Back at the campsite, people were starting to stir and take down their gear and gather firewood to cook breakfast. Again, our incredible Canadian friends came to the rescue and invited us to their fire for pancakes and coffee. They even brought syrup and creamer! Somehow we got the tent back in the pack and headed off to the Rim Trail and Visitor’s Center to join the masses clamoring off of their tour buses and out to the ledge to take a photo before their tour guide urges them along. The three of us had our fill after about half an hour of the walk and agreed we were so lucky to have actually hiked into the canyon the day before.

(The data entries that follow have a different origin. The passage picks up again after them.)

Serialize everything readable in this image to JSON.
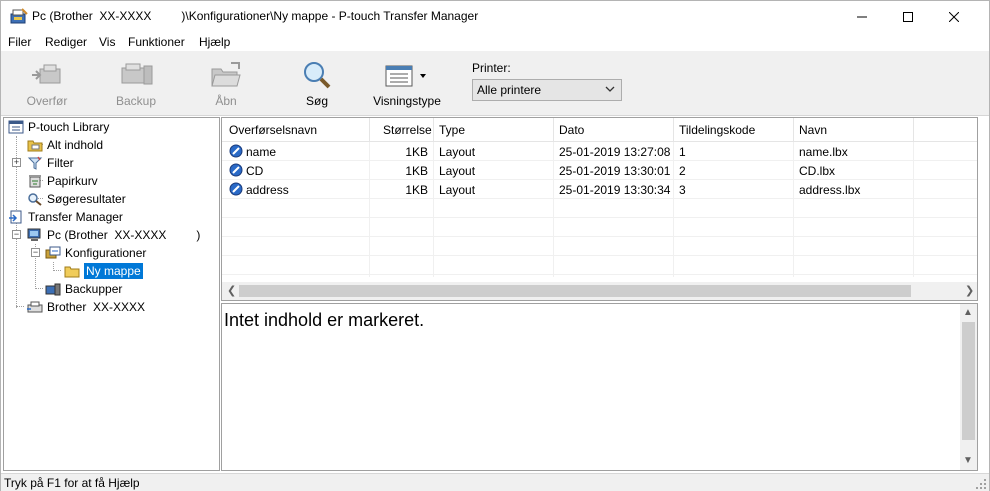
{
  "window": {
    "title": "Pc (Brother  XX-XXXX         )\\Konfigurationer\\Ny mappe - P-touch Transfer Manager"
  },
  "menu": {
    "items": [
      {
        "label": "Filer"
      },
      {
        "label": "Rediger"
      },
      {
        "label": "Vis"
      },
      {
        "label": "Funktioner"
      },
      {
        "label": "Hjælp"
      }
    ]
  },
  "toolbar": {
    "transfer_label": "Overfør",
    "backup_label": "Backup",
    "open_label": "Åbn",
    "search_label": "Søg",
    "viewtype_label": "Visningstype",
    "printer_label": "Printer:",
    "printer_value": "Alle printere"
  },
  "tree": {
    "library": "P-touch Library",
    "all_content": "Alt indhold",
    "filter": "Filter",
    "trash": "Papirkurv",
    "search_results": "Søgeresultater",
    "transfer_manager": "Transfer Manager",
    "pc": "Pc (Brother  XX-XXXX         )",
    "configurations": "Konfigurationer",
    "new_folder": "Ny mappe",
    "backups": "Backupper",
    "brother": "Brother  XX-XXXX"
  },
  "list": {
    "columns": [
      "Overførselsnavn",
      "Størrelse",
      "Type",
      "Dato",
      "Tildelingskode",
      "Navn"
    ],
    "rows": [
      {
        "name": "name",
        "size": "1KB",
        "type": "Layout",
        "date": "25-01-2019 13:27:08",
        "code": "1",
        "file": "name.lbx"
      },
      {
        "name": "CD",
        "size": "1KB",
        "type": "Layout",
        "date": "25-01-2019 13:30:01",
        "code": "2",
        "file": "CD.lbx"
      },
      {
        "name": "address",
        "size": "1KB",
        "type": "Layout",
        "date": "25-01-2019 13:30:34",
        "code": "3",
        "file": "address.lbx"
      }
    ]
  },
  "preview": {
    "text": "Intet indhold er markeret."
  },
  "status": {
    "text": "Tryk på F1 for at få Hjælp"
  },
  "colors": {
    "selection": "#0078d7",
    "toolbar_bg": "#f0f0f0"
  }
}
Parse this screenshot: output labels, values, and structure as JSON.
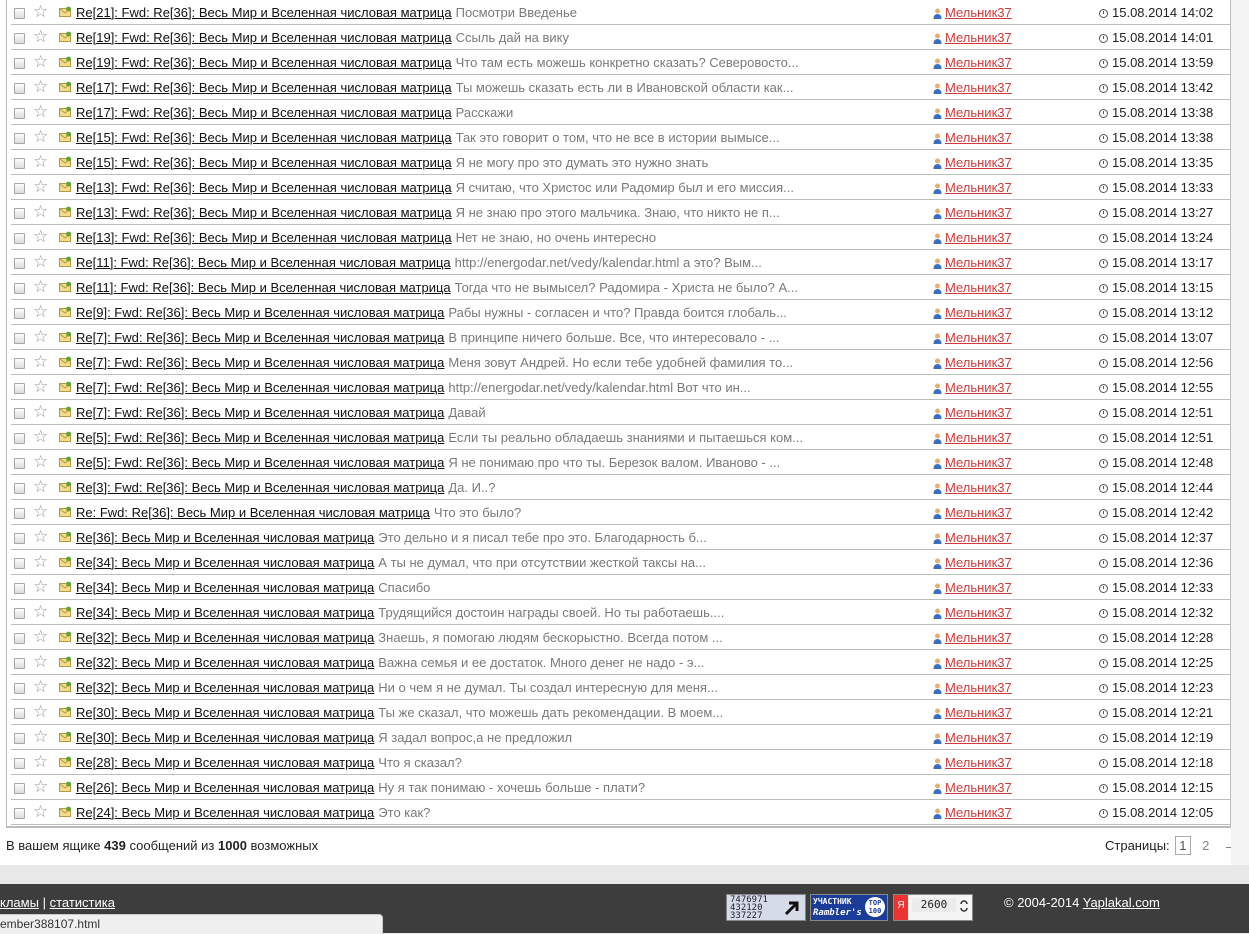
{
  "messages": [
    {
      "subject": "Re[21]: Fwd: Re[36]: Весь Мир и Вселенная числовая матрица",
      "preview": "Посмотри Введенье",
      "author": "Мельник37",
      "date": "15.08.2014 14:02"
    },
    {
      "subject": "Re[19]: Fwd: Re[36]: Весь Мир и Вселенная числовая матрица",
      "preview": "Ссыль дай на вику",
      "author": "Мельник37",
      "date": "15.08.2014 14:01"
    },
    {
      "subject": "Re[19]: Fwd: Re[36]: Весь Мир и Вселенная числовая матрица",
      "preview": "Что там есть можешь конкретно сказать? Северовосто...",
      "author": "Мельник37",
      "date": "15.08.2014 13:59"
    },
    {
      "subject": "Re[17]: Fwd: Re[36]: Весь Мир и Вселенная числовая матрица",
      "preview": "Ты можешь сказать есть ли в Ивановской области как...",
      "author": "Мельник37",
      "date": "15.08.2014 13:42"
    },
    {
      "subject": "Re[17]: Fwd: Re[36]: Весь Мир и Вселенная числовая матрица",
      "preview": "Расскажи",
      "author": "Мельник37",
      "date": "15.08.2014 13:38"
    },
    {
      "subject": "Re[15]: Fwd: Re[36]: Весь Мир и Вселенная числовая матрица",
      "preview": "Так это говорит о том, что не все в истории вымысе...",
      "author": "Мельник37",
      "date": "15.08.2014 13:38"
    },
    {
      "subject": "Re[15]: Fwd: Re[36]: Весь Мир и Вселенная числовая матрица",
      "preview": "Я не могу про это думать это нужно знать",
      "author": "Мельник37",
      "date": "15.08.2014 13:35"
    },
    {
      "subject": "Re[13]: Fwd: Re[36]: Весь Мир и Вселенная числовая матрица",
      "preview": "Я считаю, что Христос или Радомир был и его миссия...",
      "author": "Мельник37",
      "date": "15.08.2014 13:33"
    },
    {
      "subject": "Re[13]: Fwd: Re[36]: Весь Мир и Вселенная числовая матрица",
      "preview": "Я не знаю про этого мальчика. Знаю, что никто не п...",
      "author": "Мельник37",
      "date": "15.08.2014 13:27"
    },
    {
      "subject": "Re[13]: Fwd: Re[36]: Весь Мир и Вселенная числовая матрица",
      "preview": "Нет не знаю, но очень интересно",
      "author": "Мельник37",
      "date": "15.08.2014 13:24"
    },
    {
      "subject": "Re[11]: Fwd: Re[36]: Весь Мир и Вселенная числовая матрица",
      "preview": "http://energodar.net/vedy/kalendar.html а это? Вым...",
      "author": "Мельник37",
      "date": "15.08.2014 13:17"
    },
    {
      "subject": "Re[11]: Fwd: Re[36]: Весь Мир и Вселенная числовая матрица",
      "preview": "Тогда что не вымысел? Радомира - Христа не было? А...",
      "author": "Мельник37",
      "date": "15.08.2014 13:15"
    },
    {
      "subject": "Re[9]: Fwd: Re[36]: Весь Мир и Вселенная числовая матрица",
      "preview": "Рабы нужны - согласен и что? Правда боится глобаль...",
      "author": "Мельник37",
      "date": "15.08.2014 13:12"
    },
    {
      "subject": "Re[7]: Fwd: Re[36]: Весь Мир и Вселенная числовая матрица",
      "preview": "В принципе ничего больше. Все, что интересовало - ...",
      "author": "Мельник37",
      "date": "15.08.2014 13:07"
    },
    {
      "subject": "Re[7]: Fwd: Re[36]: Весь Мир и Вселенная числовая матрица",
      "preview": "Меня зовут Андрей. Но если тебе удобней фамилия то...",
      "author": "Мельник37",
      "date": "15.08.2014 12:56"
    },
    {
      "subject": "Re[7]: Fwd: Re[36]: Весь Мир и Вселенная числовая матрица",
      "preview": "http://energodar.net/vedy/kalendar.html Вот что ин...",
      "author": "Мельник37",
      "date": "15.08.2014 12:55"
    },
    {
      "subject": "Re[7]: Fwd: Re[36]: Весь Мир и Вселенная числовая матрица",
      "preview": "Давай",
      "author": "Мельник37",
      "date": "15.08.2014 12:51"
    },
    {
      "subject": "Re[5]: Fwd: Re[36]: Весь Мир и Вселенная числовая матрица",
      "preview": "Если ты реально обладаешь знаниями и пытаешься ком...",
      "author": "Мельник37",
      "date": "15.08.2014 12:51"
    },
    {
      "subject": "Re[5]: Fwd: Re[36]: Весь Мир и Вселенная числовая матрица",
      "preview": "Я не понимаю про что ты. Березок валом. Иваново - ...",
      "author": "Мельник37",
      "date": "15.08.2014 12:48"
    },
    {
      "subject": "Re[3]: Fwd: Re[36]: Весь Мир и Вселенная числовая матрица",
      "preview": "Да. И..?",
      "author": "Мельник37",
      "date": "15.08.2014 12:44"
    },
    {
      "subject": "Re: Fwd: Re[36]: Весь Мир и Вселенная числовая матрица",
      "preview": "Что это было?",
      "author": "Мельник37",
      "date": "15.08.2014 12:42"
    },
    {
      "subject": "Re[36]: Весь Мир и Вселенная числовая матрица",
      "preview": "Это дельно и я писал тебе про это. Благодарность б...",
      "author": "Мельник37",
      "date": "15.08.2014 12:37"
    },
    {
      "subject": "Re[34]: Весь Мир и Вселенная числовая матрица",
      "preview": "А ты не думал, что при отсутствии жесткой таксы на...",
      "author": "Мельник37",
      "date": "15.08.2014 12:36"
    },
    {
      "subject": "Re[34]: Весь Мир и Вселенная числовая матрица",
      "preview": "Спасибо",
      "author": "Мельник37",
      "date": "15.08.2014 12:33"
    },
    {
      "subject": "Re[34]: Весь Мир и Вселенная числовая матрица",
      "preview": "Трудящийся достоин награды своей. Но ты работаешь....",
      "author": "Мельник37",
      "date": "15.08.2014 12:32"
    },
    {
      "subject": "Re[32]: Весь Мир и Вселенная числовая матрица",
      "preview": "Знаешь, я помогаю людям бескорыстно. Всегда потом ...",
      "author": "Мельник37",
      "date": "15.08.2014 12:28"
    },
    {
      "subject": "Re[32]: Весь Мир и Вселенная числовая матрица",
      "preview": "Важна семья и ее достаток. Много денег не надо - э...",
      "author": "Мельник37",
      "date": "15.08.2014 12:25"
    },
    {
      "subject": "Re[32]: Весь Мир и Вселенная числовая матрица",
      "preview": "Ни о чем я не думал. Ты создал интересную для меня...",
      "author": "Мельник37",
      "date": "15.08.2014 12:23"
    },
    {
      "subject": "Re[30]: Весь Мир и Вселенная числовая матрица",
      "preview": "Ты же сказал, что можешь дать рекомендации. В моем...",
      "author": "Мельник37",
      "date": "15.08.2014 12:21"
    },
    {
      "subject": "Re[30]: Весь Мир и Вселенная числовая матрица",
      "preview": "Я задал вопрос,а не предложил",
      "author": "Мельник37",
      "date": "15.08.2014 12:19"
    },
    {
      "subject": "Re[28]: Весь Мир и Вселенная числовая матрица",
      "preview": "Что я сказал?",
      "author": "Мельник37",
      "date": "15.08.2014 12:18"
    },
    {
      "subject": "Re[26]: Весь Мир и Вселенная числовая матрица",
      "preview": "Ну я так понимаю - хочешь больше - плати?",
      "author": "Мельник37",
      "date": "15.08.2014 12:15"
    },
    {
      "subject": "Re[24]: Весь Мир и Вселенная числовая матрица",
      "preview": "Это как?",
      "author": "Мельник37",
      "date": "15.08.2014 12:05"
    }
  ],
  "summary": {
    "prefix": "В вашем ящике",
    "count": "439",
    "middle": "сообщений из",
    "max": "1000",
    "suffix": "возможных"
  },
  "pagination": {
    "label": "Страницы:",
    "current": "1",
    "next_page": "2",
    "arrow": "→"
  },
  "footer": {
    "link_ads": "кламы",
    "separator": "|",
    "link_stats": "статистика",
    "copyright": "© 2004-2014",
    "site_link": "Yaplakal.com",
    "badge_counter_lines": [
      "7476971",
      "432120",
      "337227"
    ],
    "badge_rambler_top": "УЧАСТНИК",
    "badge_rambler_name": "Rambler's",
    "badge_rambler_top100": "TOP 100",
    "badge_ya_letter": "Я",
    "badge_ya_value": "2600"
  },
  "status_bar": {
    "url": "ember388107.html"
  },
  "colors": {
    "author_link": "#d03a3a",
    "preview_text": "#7a7a7a",
    "footer_bg": "#3d3d3d"
  }
}
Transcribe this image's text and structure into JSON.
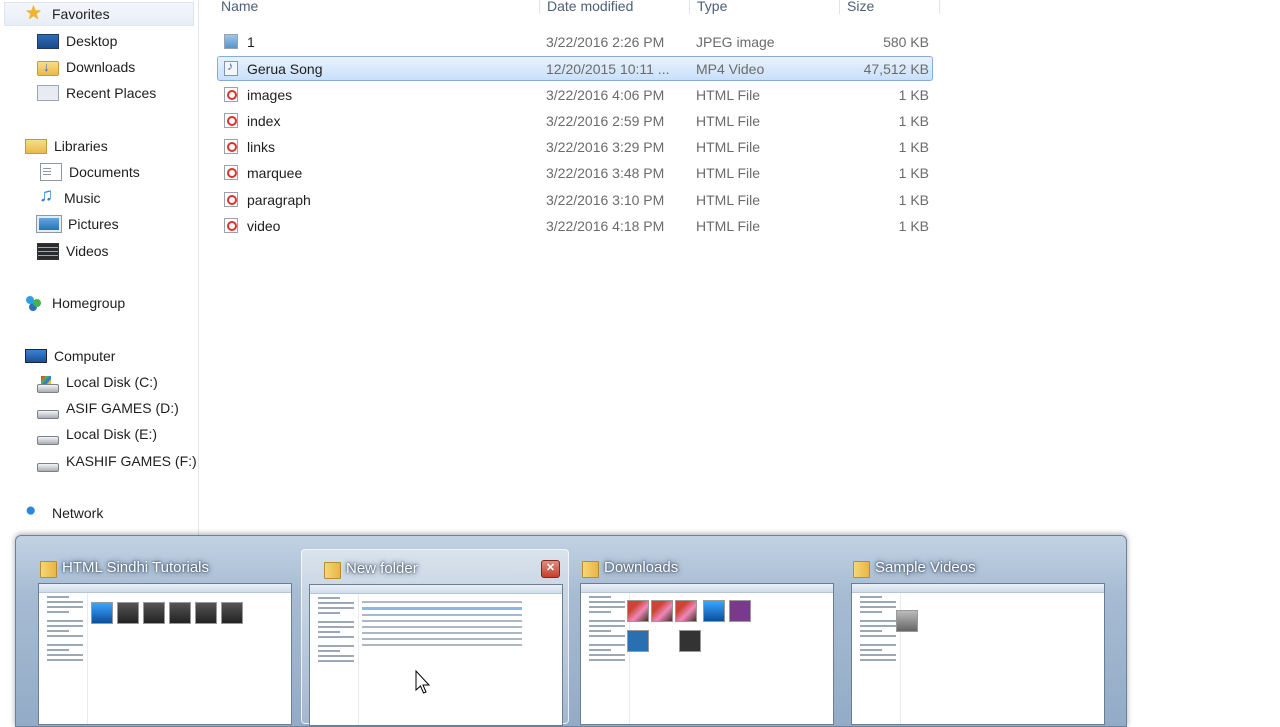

On the road again, we headed south to Sedona to see all the red rocks, avoiding all the routes that were closed off due to uncontrollable fires. Apparently the fires happen every year, but most of them have been caused by humans doing stupid things, like firing guns or starting campfires, or dragging chains from the bottom of their car. The rocks in Sedona were deep red, as promised, and if we had more time I would definitely go back and hop in the river that ran along the route through the woods. The town of Sedona was not that spectacular, aside from it’s views, and the tourist shops started to blur together as we walked down the main drag. Lyndsey headed down to Tucson and Byron and I continued to Phoenix to meet up with our Semester at Sea friend, Dylan. This stretch of the drive was made eventful by the constant need to dodge and swerve around tire scraps littering the highway lanes. Apparently a lot of people here use cheap retreads on their tires, which, in the 100 degree weather, separate and tear off in massive pieces. It felt like I mastered a level of Frogger as I pulled into the Piestewa Peak parking lot.
I turned off all the electronics in the car, slathered my face in sunscreen, and chugged the hot water in my bottle before trudging up the incline in the unbearably hot 98 degree weather. Yes, it was a dry heat, and no, that did not help the situation. However, the view was amazing and we could see all the urban sprawl that is Phoenix. I came back to life after a delicious taco salad and horchata at Filiberto’s before hitting the road south to Tucson to meet Lyndsey and Byron’s childhood friend Ben at a local tap and wine place. Apparently this is big in Tucson, but I’d never seen a venue like it in San Francisco, where the front is a performance space, the middle is the bar, and the back is a store where you can buy bottles of beer and wine. After a round or two, we tried the local cuisine at the insistence of Lyndsey and Ben and indulged in an Eegee. If anyone else has no freaking clue what that is, you’re not alone. It’s a Tucson-only specialty and is basically a mix between an italian ice and a slushie, with real fruit shavings.
We followed Lyndsey along the back roads of Tucson to her house where we were greeted by her two lovable pups. It wasn’t more than five minutes of stepping in the door before I was in the shower and under the covers, feeling like the cleanest and comfiest girl on the planet.